In part two, Rhodes begins with the political, social and economic unravelling of the world and the unleashing of the immense and barbaric levels of warfare that we call WWII. He covers the frustrating efforts of scientists to get the attention of the US government bueauracracy regarding the danger of Germany’s developing atomic weapons and the critical need of the Allies to not only derail Germany’s efforts, but to develop these weapons themselves, for they were absolutely convinced that whoever achieved this weapon would win the war and dominate the world for the forseeable future. Rhodes unveils the truly immense scope that was the Manhattan District project, the vast resources that were funneled into it, and the long, frustrating, effort to figure out how to make the weapon work or even to determine if it ever could be made to work.
The climax of the book, the explosion of the history’s first atomic detonation at the Trinty Site in Alamogordo, New Mexico, the subsequent droppng of the bombs of Hiroshima and Nagasaki, and the long detailed descriptions of the effects the bomb are both profound and deeply disturbing.
Highly recommended. Five stars.
The Atomic Cannon
Hiroshima yield weapon fired from an artillery piece.
No. 2: Krakatoa : The Day the World Exploded: August 27, 1883 by Simon Winchester

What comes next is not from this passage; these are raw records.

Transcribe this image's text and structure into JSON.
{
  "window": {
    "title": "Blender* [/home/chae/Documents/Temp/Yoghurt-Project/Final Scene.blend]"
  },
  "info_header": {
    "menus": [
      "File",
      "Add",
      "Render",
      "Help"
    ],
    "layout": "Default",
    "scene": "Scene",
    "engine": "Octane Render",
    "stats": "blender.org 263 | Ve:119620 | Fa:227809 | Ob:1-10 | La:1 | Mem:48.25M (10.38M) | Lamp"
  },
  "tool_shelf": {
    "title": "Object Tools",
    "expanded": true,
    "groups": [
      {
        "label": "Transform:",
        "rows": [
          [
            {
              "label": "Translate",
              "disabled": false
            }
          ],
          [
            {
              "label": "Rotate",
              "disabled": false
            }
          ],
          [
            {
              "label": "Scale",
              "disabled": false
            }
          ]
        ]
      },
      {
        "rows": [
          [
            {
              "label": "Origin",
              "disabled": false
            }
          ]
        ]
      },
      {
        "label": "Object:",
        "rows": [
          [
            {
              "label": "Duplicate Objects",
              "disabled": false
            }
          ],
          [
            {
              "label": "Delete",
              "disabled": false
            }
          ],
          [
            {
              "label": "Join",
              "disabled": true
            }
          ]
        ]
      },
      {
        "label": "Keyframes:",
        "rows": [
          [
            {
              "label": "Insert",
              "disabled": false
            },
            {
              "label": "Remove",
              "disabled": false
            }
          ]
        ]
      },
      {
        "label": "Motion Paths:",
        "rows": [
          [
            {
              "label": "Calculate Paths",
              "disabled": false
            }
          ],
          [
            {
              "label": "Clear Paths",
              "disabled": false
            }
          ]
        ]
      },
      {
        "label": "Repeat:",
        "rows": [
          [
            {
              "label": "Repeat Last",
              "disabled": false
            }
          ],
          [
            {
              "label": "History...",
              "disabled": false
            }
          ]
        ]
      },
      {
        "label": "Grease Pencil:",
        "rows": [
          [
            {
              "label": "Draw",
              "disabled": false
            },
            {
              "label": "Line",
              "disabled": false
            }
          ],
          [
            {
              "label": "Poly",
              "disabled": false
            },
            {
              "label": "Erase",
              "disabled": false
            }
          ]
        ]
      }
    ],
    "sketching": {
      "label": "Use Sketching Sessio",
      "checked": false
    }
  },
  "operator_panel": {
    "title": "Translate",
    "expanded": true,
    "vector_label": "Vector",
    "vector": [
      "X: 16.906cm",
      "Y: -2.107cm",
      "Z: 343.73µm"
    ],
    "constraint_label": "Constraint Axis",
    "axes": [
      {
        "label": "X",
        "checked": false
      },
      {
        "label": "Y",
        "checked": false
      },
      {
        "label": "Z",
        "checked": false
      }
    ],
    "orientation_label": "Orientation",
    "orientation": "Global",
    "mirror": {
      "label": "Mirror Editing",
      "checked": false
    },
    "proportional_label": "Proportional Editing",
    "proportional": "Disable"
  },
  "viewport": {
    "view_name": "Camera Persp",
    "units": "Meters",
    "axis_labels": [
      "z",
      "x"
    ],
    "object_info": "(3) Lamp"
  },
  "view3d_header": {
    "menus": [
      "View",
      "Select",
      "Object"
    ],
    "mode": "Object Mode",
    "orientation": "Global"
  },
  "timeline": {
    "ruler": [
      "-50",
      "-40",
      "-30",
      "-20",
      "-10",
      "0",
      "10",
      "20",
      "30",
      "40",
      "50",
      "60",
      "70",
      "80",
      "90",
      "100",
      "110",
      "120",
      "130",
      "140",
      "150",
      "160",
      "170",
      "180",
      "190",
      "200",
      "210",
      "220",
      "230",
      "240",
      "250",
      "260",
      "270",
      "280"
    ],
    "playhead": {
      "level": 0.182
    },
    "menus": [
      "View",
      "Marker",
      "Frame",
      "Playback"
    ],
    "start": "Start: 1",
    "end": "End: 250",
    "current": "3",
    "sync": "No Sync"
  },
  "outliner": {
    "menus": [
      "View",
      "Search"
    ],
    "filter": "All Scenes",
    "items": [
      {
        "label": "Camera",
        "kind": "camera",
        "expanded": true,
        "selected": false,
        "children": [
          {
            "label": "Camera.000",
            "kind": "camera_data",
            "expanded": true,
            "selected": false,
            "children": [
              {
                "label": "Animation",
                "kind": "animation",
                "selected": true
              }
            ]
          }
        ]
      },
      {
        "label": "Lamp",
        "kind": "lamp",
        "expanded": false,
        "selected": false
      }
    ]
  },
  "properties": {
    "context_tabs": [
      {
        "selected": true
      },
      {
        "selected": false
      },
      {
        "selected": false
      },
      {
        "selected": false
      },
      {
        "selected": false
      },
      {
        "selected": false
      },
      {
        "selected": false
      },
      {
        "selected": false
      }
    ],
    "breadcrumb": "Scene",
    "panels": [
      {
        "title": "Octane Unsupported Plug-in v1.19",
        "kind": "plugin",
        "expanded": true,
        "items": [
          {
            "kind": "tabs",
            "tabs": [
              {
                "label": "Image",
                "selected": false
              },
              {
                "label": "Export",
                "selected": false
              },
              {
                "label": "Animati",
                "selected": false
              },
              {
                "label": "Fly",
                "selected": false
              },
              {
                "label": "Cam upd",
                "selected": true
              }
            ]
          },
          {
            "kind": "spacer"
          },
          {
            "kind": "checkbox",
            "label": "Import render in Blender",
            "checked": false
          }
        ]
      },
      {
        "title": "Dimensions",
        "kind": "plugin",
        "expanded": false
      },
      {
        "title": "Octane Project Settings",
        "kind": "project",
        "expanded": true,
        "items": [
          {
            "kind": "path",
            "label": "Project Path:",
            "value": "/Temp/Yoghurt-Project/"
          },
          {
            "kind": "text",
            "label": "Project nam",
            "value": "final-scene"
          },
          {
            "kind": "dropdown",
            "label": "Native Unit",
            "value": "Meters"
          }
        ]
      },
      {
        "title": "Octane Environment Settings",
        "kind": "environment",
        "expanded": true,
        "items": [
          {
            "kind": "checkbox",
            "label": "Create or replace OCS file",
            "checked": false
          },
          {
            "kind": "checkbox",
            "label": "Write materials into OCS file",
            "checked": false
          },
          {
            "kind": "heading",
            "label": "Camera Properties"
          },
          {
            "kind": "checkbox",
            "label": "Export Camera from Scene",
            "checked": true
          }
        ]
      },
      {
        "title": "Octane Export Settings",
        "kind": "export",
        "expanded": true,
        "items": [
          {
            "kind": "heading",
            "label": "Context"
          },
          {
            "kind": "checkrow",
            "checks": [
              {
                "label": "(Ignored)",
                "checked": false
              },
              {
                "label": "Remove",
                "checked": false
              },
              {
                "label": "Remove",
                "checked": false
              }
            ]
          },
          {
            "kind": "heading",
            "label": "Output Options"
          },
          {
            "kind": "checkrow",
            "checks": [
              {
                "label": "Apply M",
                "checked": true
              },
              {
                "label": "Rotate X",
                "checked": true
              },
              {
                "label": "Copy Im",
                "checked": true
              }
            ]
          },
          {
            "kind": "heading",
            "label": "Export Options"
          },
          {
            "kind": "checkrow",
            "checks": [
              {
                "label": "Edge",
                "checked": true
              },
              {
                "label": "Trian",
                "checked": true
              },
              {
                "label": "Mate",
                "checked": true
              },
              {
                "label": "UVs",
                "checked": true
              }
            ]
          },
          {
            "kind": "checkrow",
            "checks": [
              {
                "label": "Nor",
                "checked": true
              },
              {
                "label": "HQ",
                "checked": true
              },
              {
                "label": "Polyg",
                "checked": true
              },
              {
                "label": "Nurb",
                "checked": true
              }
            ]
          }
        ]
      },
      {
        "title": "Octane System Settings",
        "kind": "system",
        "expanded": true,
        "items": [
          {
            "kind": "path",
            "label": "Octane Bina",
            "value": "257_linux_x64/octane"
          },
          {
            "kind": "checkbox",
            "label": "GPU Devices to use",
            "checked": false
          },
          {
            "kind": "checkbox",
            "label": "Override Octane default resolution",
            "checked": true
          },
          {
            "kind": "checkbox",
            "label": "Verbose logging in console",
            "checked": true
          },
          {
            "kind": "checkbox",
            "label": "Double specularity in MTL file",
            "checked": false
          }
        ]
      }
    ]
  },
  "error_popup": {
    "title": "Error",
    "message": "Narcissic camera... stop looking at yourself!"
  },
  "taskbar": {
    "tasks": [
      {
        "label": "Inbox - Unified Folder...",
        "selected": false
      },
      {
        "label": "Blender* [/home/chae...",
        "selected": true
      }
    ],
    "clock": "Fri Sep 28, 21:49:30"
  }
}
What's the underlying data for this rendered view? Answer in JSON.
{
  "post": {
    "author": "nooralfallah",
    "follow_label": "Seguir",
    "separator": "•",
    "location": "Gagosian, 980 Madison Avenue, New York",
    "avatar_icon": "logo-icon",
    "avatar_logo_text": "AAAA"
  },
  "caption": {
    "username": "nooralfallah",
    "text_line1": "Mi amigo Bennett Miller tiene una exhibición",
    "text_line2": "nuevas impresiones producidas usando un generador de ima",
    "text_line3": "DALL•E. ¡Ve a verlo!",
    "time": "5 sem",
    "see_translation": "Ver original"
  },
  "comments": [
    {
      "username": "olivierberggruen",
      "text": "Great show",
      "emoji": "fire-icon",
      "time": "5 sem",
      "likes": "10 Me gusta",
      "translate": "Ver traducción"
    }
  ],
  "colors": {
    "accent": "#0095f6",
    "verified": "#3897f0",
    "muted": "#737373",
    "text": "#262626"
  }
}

This is a masterful retelling of a time and an event. Set in the Dutch Colony of what was then known as the Spice Islands and what today we call Indonesia, Winchester brings to life the colonial period of Europeans in far flung, exotic and sometimes grueling and dangerous corners of the Earth. The event in the title, the explosion and absolute destruction of the island volcano of Krakatoa was a catastrophe on par, perhaps exceeding, the tsunami that recently ravaged virtually the same geographic region two years ago. Winchester discusses the geologic causes, the aftereffects, the social impact and historical ramifications of that far off event. Beautifully written and highly engaging.
Recommended. Four stars.